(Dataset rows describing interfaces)

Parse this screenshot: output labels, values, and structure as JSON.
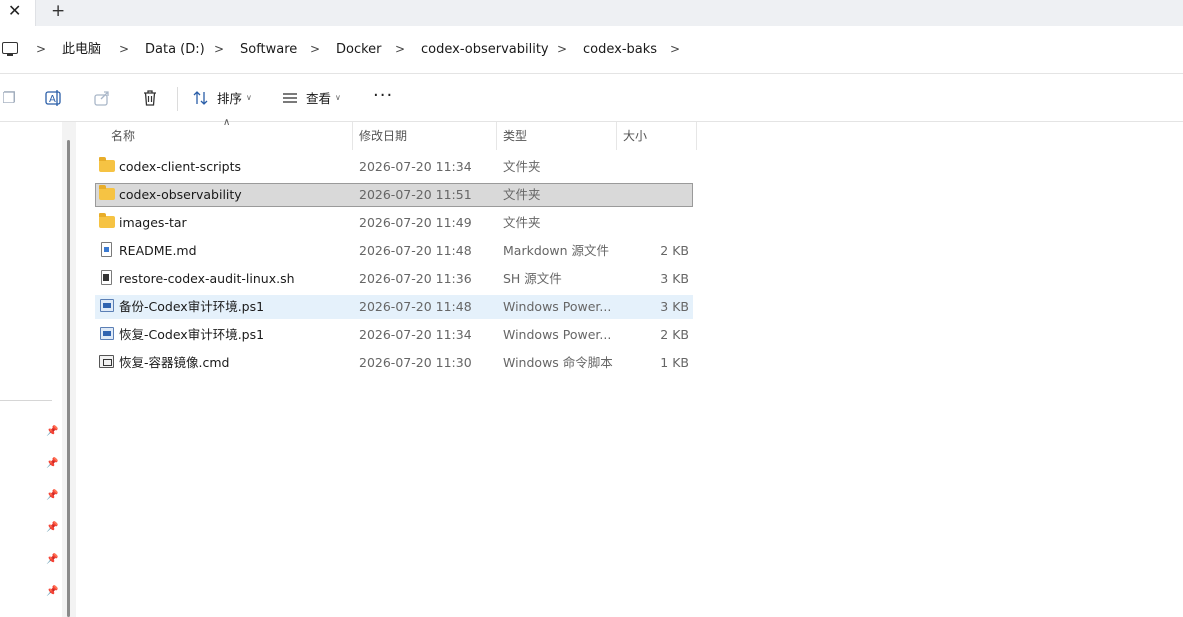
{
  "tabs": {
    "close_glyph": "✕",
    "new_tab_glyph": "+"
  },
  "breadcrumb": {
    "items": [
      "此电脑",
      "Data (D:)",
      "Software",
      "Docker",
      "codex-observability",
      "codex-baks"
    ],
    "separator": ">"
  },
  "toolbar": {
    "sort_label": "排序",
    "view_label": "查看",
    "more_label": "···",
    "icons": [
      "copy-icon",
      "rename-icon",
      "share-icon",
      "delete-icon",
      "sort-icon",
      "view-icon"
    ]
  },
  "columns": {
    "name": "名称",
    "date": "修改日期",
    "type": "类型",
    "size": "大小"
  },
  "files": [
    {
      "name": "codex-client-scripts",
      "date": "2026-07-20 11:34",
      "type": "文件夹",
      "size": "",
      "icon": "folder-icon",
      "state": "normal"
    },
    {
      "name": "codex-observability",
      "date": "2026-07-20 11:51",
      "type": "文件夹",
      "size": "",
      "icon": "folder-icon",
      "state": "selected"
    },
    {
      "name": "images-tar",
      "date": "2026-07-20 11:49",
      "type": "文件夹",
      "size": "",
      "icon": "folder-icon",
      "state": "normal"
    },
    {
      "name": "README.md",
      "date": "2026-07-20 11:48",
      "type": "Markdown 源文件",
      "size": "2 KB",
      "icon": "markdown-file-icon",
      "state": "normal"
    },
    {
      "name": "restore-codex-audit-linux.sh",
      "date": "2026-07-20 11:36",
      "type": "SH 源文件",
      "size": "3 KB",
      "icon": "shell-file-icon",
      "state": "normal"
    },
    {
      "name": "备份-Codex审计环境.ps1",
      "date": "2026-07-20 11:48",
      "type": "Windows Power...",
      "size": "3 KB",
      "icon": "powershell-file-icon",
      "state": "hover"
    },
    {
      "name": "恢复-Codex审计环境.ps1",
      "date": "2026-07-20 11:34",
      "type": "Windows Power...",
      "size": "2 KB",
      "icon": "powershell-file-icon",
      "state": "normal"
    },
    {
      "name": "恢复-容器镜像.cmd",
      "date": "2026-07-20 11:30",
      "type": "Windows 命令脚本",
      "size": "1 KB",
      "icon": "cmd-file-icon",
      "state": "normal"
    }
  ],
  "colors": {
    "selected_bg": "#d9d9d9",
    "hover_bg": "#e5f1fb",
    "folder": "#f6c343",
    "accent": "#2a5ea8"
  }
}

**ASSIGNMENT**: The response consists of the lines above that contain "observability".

**REPLY**:
      "codex-observability",
      "name": "codex-observability",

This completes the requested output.